TASK ITEM:
The task calls for an exact copy of the records, without any images.

Data records for software interfaces
((
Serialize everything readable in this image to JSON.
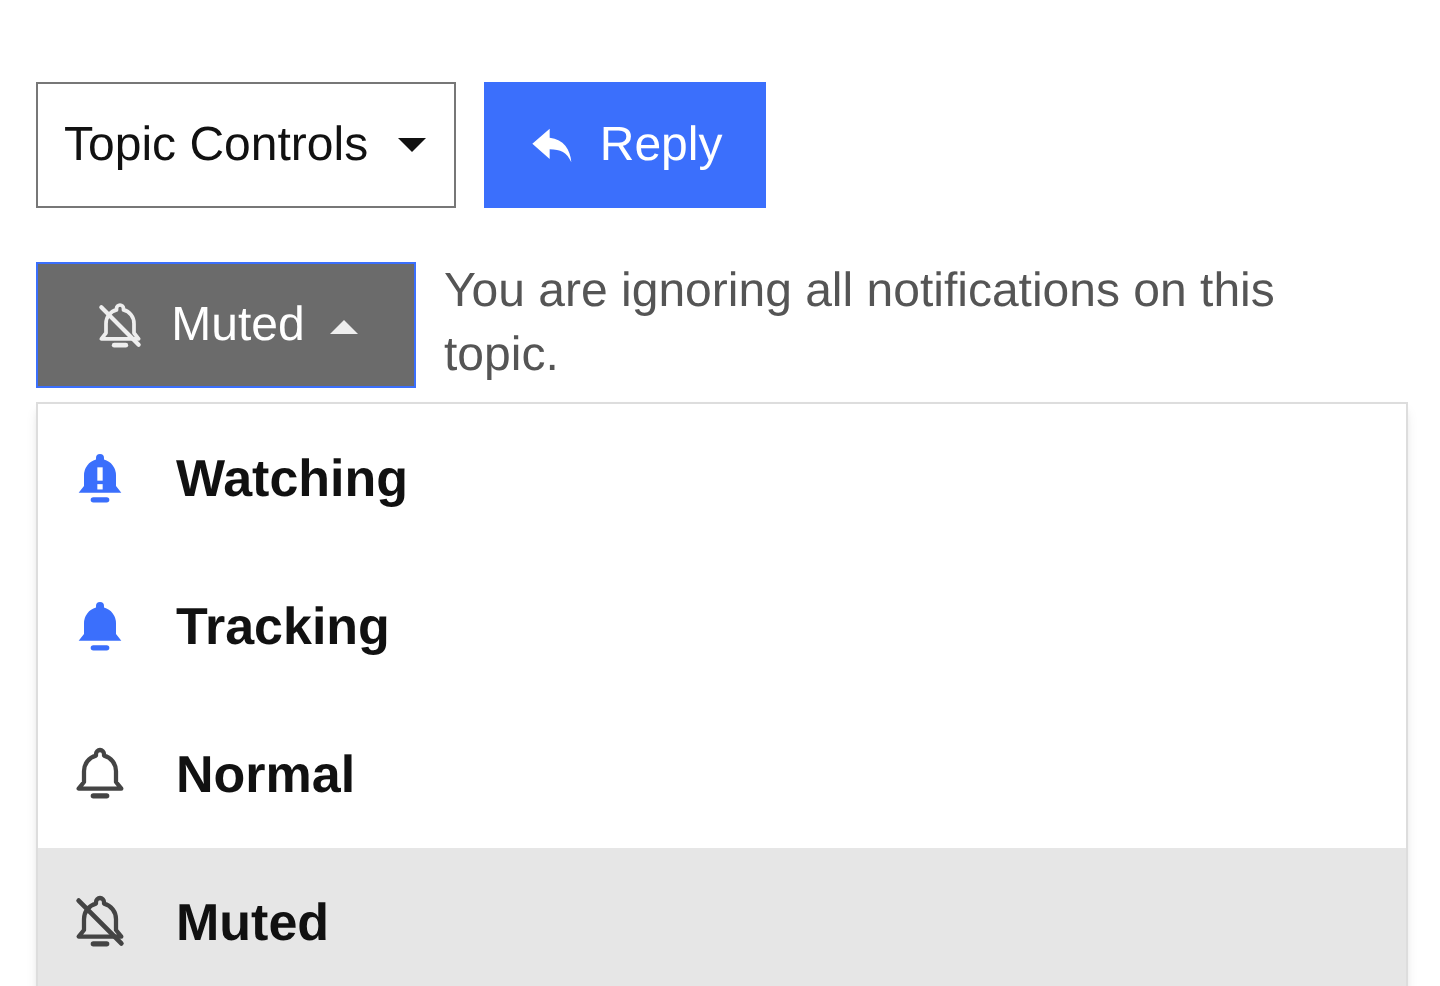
{
  "topic_controls": {
    "label": "Topic Controls"
  },
  "reply_button": {
    "label": "Reply"
  },
  "notification_button": {
    "label": "Muted",
    "kind": "muted",
    "expanded": true
  },
  "notification_description": "You are ignoring all notifications on this topic.",
  "menu_items": [
    {
      "label": "Watching",
      "kind": "watching",
      "selected": false
    },
    {
      "label": "Tracking",
      "kind": "tracking",
      "selected": false
    },
    {
      "label": "Normal",
      "kind": "normal",
      "selected": false
    },
    {
      "label": "Muted",
      "kind": "muted",
      "selected": true
    }
  ]
}
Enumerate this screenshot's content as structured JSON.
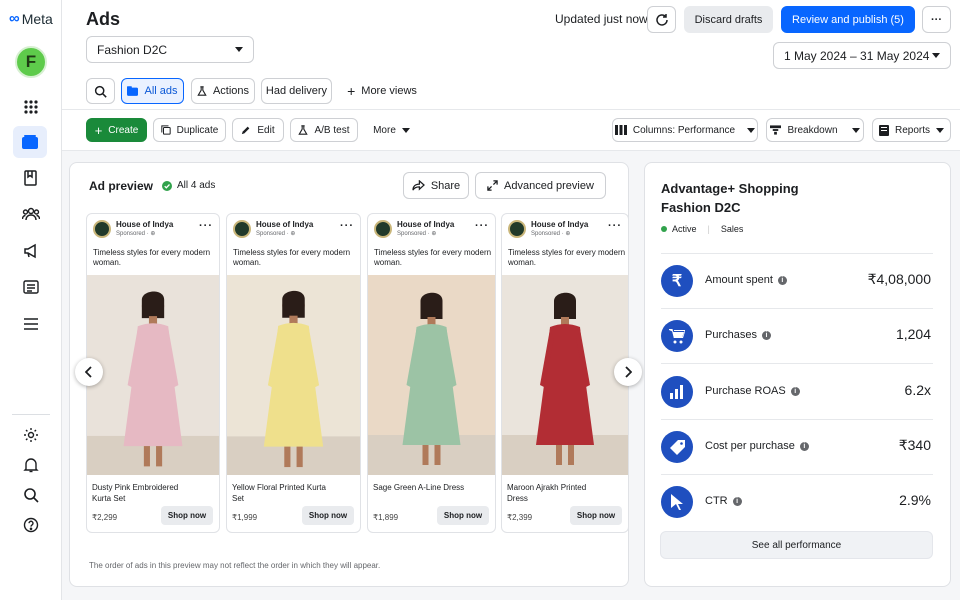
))
SOLUTION TO THE EXERCISE:
Serialize everything readable in this image to JSON.
{
  "topic_controls": {
    "label": "Topic Controls"
  },
  "reply_button": {
    "label": "Reply"
  },
  "notification_button": {
    "label": "Muted",
    "kind": "muted",
    "expanded": true
  },
  "notification_description": "You are ignoring all notifications on this topic.",
  "menu_items": [
    {
      "label": "Watching",
      "kind": "watching",
      "selected": false
    },
    {
      "label": "Tracking",
      "kind": "tracking",
      "selected": false
    },
    {
      "label": "Normal",
      "kind": "normal",
      "selected": false
    },
    {
      "label": "Muted",
      "kind": "muted",
      "selected": true
    }
  ]
}
Enumerate this screenshot's content as structured JSON.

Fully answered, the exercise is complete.